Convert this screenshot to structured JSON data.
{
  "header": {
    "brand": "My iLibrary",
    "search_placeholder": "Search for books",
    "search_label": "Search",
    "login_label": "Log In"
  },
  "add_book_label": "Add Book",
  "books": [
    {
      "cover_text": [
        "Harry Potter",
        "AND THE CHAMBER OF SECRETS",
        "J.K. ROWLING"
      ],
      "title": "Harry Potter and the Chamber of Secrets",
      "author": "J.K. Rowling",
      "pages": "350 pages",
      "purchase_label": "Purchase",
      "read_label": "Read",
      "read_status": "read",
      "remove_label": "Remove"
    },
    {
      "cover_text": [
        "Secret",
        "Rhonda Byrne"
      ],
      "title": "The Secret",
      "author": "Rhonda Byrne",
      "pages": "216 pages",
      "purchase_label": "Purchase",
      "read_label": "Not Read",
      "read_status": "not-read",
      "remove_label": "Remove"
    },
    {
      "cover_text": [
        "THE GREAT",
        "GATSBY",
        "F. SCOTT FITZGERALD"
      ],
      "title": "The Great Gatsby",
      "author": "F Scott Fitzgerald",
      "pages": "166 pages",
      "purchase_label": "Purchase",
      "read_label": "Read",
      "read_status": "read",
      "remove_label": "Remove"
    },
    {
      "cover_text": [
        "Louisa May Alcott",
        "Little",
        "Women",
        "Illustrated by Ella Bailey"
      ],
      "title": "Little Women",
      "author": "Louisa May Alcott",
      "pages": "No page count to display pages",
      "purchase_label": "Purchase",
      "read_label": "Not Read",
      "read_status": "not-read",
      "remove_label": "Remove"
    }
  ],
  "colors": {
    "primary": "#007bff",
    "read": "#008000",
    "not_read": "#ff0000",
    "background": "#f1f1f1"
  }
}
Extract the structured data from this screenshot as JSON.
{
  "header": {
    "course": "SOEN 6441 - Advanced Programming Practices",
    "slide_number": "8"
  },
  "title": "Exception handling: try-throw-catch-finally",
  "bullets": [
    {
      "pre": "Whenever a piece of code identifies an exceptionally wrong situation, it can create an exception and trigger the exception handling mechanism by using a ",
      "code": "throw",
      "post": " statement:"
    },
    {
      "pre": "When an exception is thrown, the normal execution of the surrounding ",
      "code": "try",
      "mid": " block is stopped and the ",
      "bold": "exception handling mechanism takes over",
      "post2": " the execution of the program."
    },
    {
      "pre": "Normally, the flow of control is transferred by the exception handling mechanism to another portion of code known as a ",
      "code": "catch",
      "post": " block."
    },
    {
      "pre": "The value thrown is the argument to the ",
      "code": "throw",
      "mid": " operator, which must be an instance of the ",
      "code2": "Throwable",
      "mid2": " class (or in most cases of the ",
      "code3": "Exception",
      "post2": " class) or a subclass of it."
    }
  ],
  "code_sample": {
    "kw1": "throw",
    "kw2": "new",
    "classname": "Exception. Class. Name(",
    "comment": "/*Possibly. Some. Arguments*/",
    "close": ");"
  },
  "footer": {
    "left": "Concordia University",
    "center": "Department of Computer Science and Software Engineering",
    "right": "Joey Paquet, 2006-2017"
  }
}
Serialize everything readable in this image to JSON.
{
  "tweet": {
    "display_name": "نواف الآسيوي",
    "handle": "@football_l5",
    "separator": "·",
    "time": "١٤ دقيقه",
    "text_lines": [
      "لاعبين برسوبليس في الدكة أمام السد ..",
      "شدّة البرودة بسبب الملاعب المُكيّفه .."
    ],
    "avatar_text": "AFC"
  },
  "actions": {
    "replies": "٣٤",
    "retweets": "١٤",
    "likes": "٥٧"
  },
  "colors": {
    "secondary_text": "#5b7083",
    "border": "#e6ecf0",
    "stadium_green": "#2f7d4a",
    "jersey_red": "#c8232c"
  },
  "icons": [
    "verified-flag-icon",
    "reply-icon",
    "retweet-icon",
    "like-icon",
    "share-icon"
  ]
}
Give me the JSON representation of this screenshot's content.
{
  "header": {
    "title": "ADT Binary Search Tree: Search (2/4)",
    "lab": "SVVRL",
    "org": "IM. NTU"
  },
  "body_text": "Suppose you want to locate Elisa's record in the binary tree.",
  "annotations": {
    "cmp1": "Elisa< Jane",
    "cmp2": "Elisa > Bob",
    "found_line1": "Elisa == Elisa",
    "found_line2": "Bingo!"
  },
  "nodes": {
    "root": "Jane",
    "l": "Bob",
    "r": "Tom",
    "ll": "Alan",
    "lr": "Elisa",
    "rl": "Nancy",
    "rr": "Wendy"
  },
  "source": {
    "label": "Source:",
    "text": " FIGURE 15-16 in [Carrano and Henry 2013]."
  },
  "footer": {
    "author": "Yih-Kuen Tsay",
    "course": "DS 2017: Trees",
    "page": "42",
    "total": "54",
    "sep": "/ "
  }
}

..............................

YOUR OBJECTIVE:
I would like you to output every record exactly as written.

OUTPUT OF THE EXERCISE:
Convert this screenshot to structured JSON data.
{
  "header": {
    "brand": "My iLibrary",
    "search_placeholder": "Search for books",
    "search_label": "Search",
    "login_label": "Log In"
  },
  "add_book_label": "Add Book",
  "books": [
    {
      "cover_text": [
        "Harry Potter",
        "AND THE CHAMBER OF SECRETS",
        "J.K. ROWLING"
      ],
      "title": "Harry Potter and the Chamber of Secrets",
      "author": "J.K. Rowling",
      "pages": "350 pages",
      "purchase_label": "Purchase",
      "read_label": "Read",
      "read_status": "read",
      "remove_label": "Remove"
    },
    {
      "cover_text": [
        "Secret",
        "Rhonda Byrne"
      ],
      "title": "The Secret",
      "author": "Rhonda Byrne",
      "pages": "216 pages",
      "purchase_label": "Purchase",
      "read_label": "Not Read",
      "read_status": "not-read",
      "remove_label": "Remove"
    },
    {
      "cover_text": [
        "THE GREAT",
        "GATSBY",
        "F. SCOTT FITZGERALD"
      ],
      "title": "The Great Gatsby",
      "author": "F Scott Fitzgerald",
      "pages": "166 pages",
      "purchase_label": "Purchase",
      "read_label": "Read",
      "read_status": "read",
      "remove_label": "Remove"
    },
    {
      "cover_text": [
        "Louisa May Alcott",
        "Little",
        "Women",
        "Illustrated by Ella Bailey"
      ],
      "title": "Little Women",
      "author": "Louisa May Alcott",
      "pages": "No page count to display pages",
      "purchase_label": "Purchase",
      "read_label": "Not Read",
      "read_status": "not-read",
      "remove_label": "Remove"
    }
  ],
  "colors": {
    "primary": "#007bff",
    "read": "#008000",
    "not_read": "#ff0000",
    "background": "#f1f1f1"
  }
}
Extract the structured data from this screenshot as JSON.
{
  "header": {
    "course": "SOEN 6441 - Advanced Programming Practices",
    "slide_number": "8"
  },
  "title": "Exception handling: try-throw-catch-finally",
  "bullets": [
    {
      "pre": "Whenever a piece of code identifies an exceptionally wrong situation, it can create an exception and trigger the exception handling mechanism by using a ",
      "code": "throw",
      "post": " statement:"
    },
    {
      "pre": "When an exception is thrown, the normal execution of the surrounding ",
      "code": "try",
      "mid": " block is stopped and the ",
      "bold": "exception handling mechanism takes over",
      "post2": " the execution of the program."
    },
    {
      "pre": "Normally, the flow of control is transferred by the exception handling mechanism to another portion of code known as a ",
      "code": "catch",
      "post": " block."
    },
    {
      "pre": "The value thrown is the argument to the ",
      "code": "throw",
      "mid": " operator, which must be an instance of the ",
      "code2": "Throwable",
      "mid2": " class (or in most cases of the ",
      "code3": "Exception",
      "post2": " class) or a subclass of it."
    }
  ],
  "code_sample": {
    "kw1": "throw",
    "kw2": "new",
    "classname": "Exception. Class. Name(",
    "comment": "/*Possibly. Some. Arguments*/",
    "close": ");"
  },
  "footer": {
    "left": "Concordia University",
    "center": "Department of Computer Science and Software Engineering",
    "right": "Joey Paquet, 2006-2017"
  }
}
Serialize everything readable in this image to JSON.
{
  "tweet": {
    "display_name": "نواف الآسيوي",
    "handle": "@football_l5",
    "separator": "·",
    "time": "١٤ دقيقه",
    "text_lines": [
      "لاعبين برسوبليس في الدكة أمام السد ..",
      "شدّة البرودة بسبب الملاعب المُكيّفه .."
    ],
    "avatar_text": "AFC"
  },
  "actions": {
    "replies": "٣٤",
    "retweets": "١٤",
    "likes": "٥٧"
  },
  "colors": {
    "secondary_text": "#5b7083",
    "border": "#e6ecf0",
    "stadium_green": "#2f7d4a",
    "jersey_red": "#c8232c"
  },
  "icons": [
    "verified-flag-icon",
    "reply-icon",
    "retweet-icon",
    "like-icon",
    "share-icon"
  ]
}
Give me the JSON representation of this screenshot's content.
{
  "header": {
    "title": "ADT Binary Search Tree: Search (2/4)",
    "lab": "SVVRL",
    "org": "IM. NTU"
  },
  "body_text": "Suppose you want to locate Elisa's record in the binary tree.",
  "annotations": {
    "cmp1": "Elisa< Jane",
    "cmp2": "Elisa > Bob",
    "found_line1": "Elisa == Elisa",
    "found_line2": "Bingo!"
  },
  "nodes": {
    "root": "Jane",
    "l": "Bob",
    "r": "Tom",
    "ll": "Alan",
    "lr": "Elisa",
    "rl": "Nancy",
    "rr": "Wendy"
  },
  "source": {
    "label": "Source:",
    "text": " FIGURE 15-16 in [Carrano and Henry 2013]."
  },
  "footer": {
    "author": "Yih-Kuen Tsay",
    "course": "DS 2017: Trees",
    "page": "42",
    "total": "54",
    "sep": "/ "
  }
}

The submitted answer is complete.